  • Paul Michael of Wise Bread vouches for this method of removing a water ring from the dining room table: Mix mayonnaise with some cigarette ash and leave it on the stain overnight.
  • Baking soda — rubbed dry into stains or mixed with water to make a paste — works on many types of stains.
  • What if it’s a mystery stain? Reader’s Digest says, “Mix a teaspoon of 3 percent hydrogen peroxide with a little cream of tartar or a dab of non-gel toothpaste.”

Some important advice

Mrs. Clean offers some essential advice whenever you’re trying out a new stain removal recipe on a surface you haven’t used it on before.

For starters, test it in a hidden spot. In fact, according to a very informative article by ABC 7 News in Chicago: “Many types of fabrics are not suited for home stain removal techniques, including rayon, silk, satin or velvet.”

Act as soon as you can to remove a stain before it sets. Quickly blot the stain with an absorbent material. Do not rub.

Have you tried any of these substitutes, or have ideas of your own? Share the wealth on our Facebook page.

Stacy Johnson

It's not the usual blah, blah, blah

I know... every site you visit wants you to subscribe to their newsletter. But our news and advice is actually worth reading! For 25 years, I've been making people richer without making their eyes glaze over. You'll be glad you did. I guarantee it!

💰🗣📰

Read Next: 20 Clever Ways to Make Extra Money

Check Out Our Hottest Deals!
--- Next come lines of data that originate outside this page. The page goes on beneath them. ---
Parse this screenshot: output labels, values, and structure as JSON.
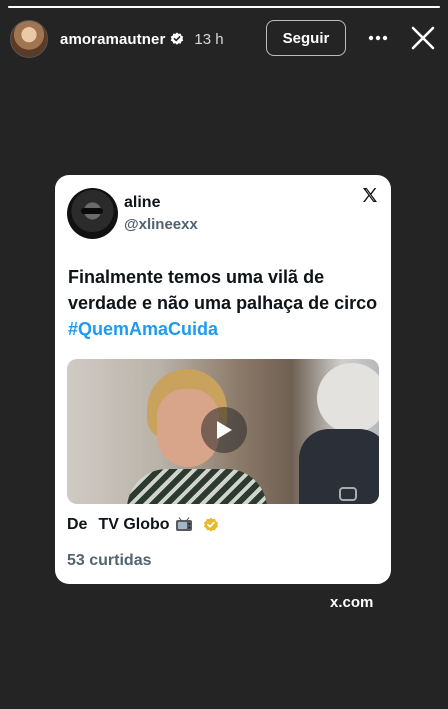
{
  "story": {
    "progress": 1.0,
    "username": "amoramautner",
    "verified": true,
    "timestamp": "13 h",
    "follow_label": "Seguir",
    "more_icon": "more-horizontal-icon",
    "close_icon": "close-icon",
    "link_domain": "x.com"
  },
  "tweet": {
    "display_name": "aline",
    "handle": "@xlineexx",
    "text_before": "Finalmente temos uma vilã de verdade e não uma palhaça de circo ",
    "hashtag": "#QuemAmaCuida",
    "source_prefix": "De",
    "source_name": "TV Globo",
    "likes": "53 curtidas",
    "media_type": "video",
    "colors": {
      "hashtag": "#1d9bf0",
      "handle": "#536471"
    }
  }
}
We're always adding new deals and coupons that'll save you big bucks. See the deals to the right and hundreds more in our Deals section.

Click here to explore 2,031 more deals!